On the other side, the IWW (International Workers of the World), a labor union that used street activism and civil disobedience to recruit members and to bring issues to the attention of the public, were treated as dangerous radicals to be subdued — by state condoned violence, when needed.
Some working people continue to lack the basic work rights that are legally guaranteed to all.
Incarcerated individuals are used extensively to provide services and produce products that are then retailed to the larger public by private businesses.
Paid minuscule wages, often working in dangerous and unhealthy environments, they are without legal recourse to protest their situation.

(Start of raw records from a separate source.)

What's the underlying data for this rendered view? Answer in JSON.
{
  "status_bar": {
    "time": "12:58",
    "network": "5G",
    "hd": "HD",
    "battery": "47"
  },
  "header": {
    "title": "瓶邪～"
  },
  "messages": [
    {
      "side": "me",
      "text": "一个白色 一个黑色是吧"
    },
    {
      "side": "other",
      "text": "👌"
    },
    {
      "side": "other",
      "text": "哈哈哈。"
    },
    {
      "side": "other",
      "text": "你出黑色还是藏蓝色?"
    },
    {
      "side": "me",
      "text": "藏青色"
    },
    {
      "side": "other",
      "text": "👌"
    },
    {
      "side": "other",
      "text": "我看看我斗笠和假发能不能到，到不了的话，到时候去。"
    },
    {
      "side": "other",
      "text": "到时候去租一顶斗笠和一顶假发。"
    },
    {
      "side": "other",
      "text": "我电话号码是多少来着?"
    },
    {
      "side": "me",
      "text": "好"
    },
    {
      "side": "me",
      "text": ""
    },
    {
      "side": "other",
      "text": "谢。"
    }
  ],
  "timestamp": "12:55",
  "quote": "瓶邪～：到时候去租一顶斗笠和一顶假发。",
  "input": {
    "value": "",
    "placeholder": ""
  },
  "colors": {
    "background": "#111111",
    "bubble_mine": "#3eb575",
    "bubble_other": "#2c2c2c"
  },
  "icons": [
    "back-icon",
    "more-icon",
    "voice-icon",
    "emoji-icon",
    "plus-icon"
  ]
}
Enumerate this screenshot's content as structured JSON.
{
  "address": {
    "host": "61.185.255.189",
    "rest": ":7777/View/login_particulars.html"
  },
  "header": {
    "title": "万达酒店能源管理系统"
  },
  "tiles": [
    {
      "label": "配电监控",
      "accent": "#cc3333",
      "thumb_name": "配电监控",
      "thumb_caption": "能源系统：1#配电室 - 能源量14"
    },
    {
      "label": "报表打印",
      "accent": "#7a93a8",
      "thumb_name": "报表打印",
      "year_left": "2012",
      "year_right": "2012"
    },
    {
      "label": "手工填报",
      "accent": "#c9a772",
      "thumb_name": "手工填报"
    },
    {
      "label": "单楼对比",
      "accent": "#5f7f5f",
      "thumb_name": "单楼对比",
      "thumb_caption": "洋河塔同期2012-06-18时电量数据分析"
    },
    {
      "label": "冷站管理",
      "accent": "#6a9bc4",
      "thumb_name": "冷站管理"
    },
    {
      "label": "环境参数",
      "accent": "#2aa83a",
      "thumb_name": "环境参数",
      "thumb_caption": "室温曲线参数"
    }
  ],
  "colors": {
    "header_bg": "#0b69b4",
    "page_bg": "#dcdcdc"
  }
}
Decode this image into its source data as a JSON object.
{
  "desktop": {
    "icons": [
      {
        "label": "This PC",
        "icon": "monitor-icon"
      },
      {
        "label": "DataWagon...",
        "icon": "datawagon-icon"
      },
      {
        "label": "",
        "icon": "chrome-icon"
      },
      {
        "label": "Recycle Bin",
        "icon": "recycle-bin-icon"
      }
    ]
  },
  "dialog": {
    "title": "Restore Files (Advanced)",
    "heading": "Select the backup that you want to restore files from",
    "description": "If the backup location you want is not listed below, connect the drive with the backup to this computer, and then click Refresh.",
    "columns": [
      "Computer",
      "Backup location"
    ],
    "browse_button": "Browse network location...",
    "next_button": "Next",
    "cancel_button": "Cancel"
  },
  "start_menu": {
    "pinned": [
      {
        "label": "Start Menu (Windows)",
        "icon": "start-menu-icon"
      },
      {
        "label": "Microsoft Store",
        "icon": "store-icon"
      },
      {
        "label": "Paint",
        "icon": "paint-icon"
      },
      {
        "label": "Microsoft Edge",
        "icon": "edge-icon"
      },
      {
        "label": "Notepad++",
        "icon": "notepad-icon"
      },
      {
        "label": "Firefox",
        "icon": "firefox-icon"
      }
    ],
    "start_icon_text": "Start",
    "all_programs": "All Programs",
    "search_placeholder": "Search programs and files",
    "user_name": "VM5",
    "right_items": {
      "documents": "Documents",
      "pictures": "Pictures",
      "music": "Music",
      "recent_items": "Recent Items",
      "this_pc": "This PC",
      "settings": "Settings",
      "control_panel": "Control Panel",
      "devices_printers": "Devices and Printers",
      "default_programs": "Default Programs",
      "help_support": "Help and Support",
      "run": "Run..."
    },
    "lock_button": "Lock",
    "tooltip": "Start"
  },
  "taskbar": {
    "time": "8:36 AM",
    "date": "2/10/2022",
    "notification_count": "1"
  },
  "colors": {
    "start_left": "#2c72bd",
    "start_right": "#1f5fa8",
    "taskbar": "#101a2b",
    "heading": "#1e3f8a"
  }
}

Kelly places these practices within the larger framework of powerful people using forced labor to support U.S. capitalist enterprise.
Slavery, black codes, and Jim Crow laws are earlier examples.
Many who are not accepted as workers deserving of union support – now and in the past — are in fact workers deserving of labor support and respect.
Women who work at home – in their own home, or in another’s home – often are not accepted as “workers” by organized labor. Launderers, cleaners, and childcare workers, for example, are said to be not “at work” because they conform to a traditional gender role of “women’s responsibilities”. If you can’t “see” a problem, then you can’t recognize it as a problem that needs attention.
The cause of problems for “marginalized” groups is structural. It is not evidence of an individual’s inadequacy.
Business owners as well as labor unions have turned various marginalized groups against each other. Often this has been along racial and ethnic lines, as in the sugar cane fields in Hawaii. It also includes disabled people, gays, lesbians, bisexuals, older workers, and sex workers, among others.
Progress is a class issue.
That positive changes have been the result of grassroots organizing and of militant protests from below, not from above, is fundamental to Fight Like Hell’s understanding of labor history. White, middle class reformers have not been effective. Bayard Rustin’s views serve as an example. Rustin believed that unions generally (and Black unions in particular) were the best way to gain equality and civil rights. The cause of labor is the hope of the world.
In Fight Like Hell, Kim Kelly offers a radical view of the role of labor in the history of the United States. I found that inspiring. And for good reason. It’s fundamental to understanding how the United States has evolved over generations.
While Kelly certainly does not stand alone in either her perspective or her conclusions, it is not the only legitimate view of labor history that is supported by the available evidence. Kelly’s enthusiasm is not in itself sufficient to validate the book’s historical interpretations.
If learning is your goal, it’s important to remember that.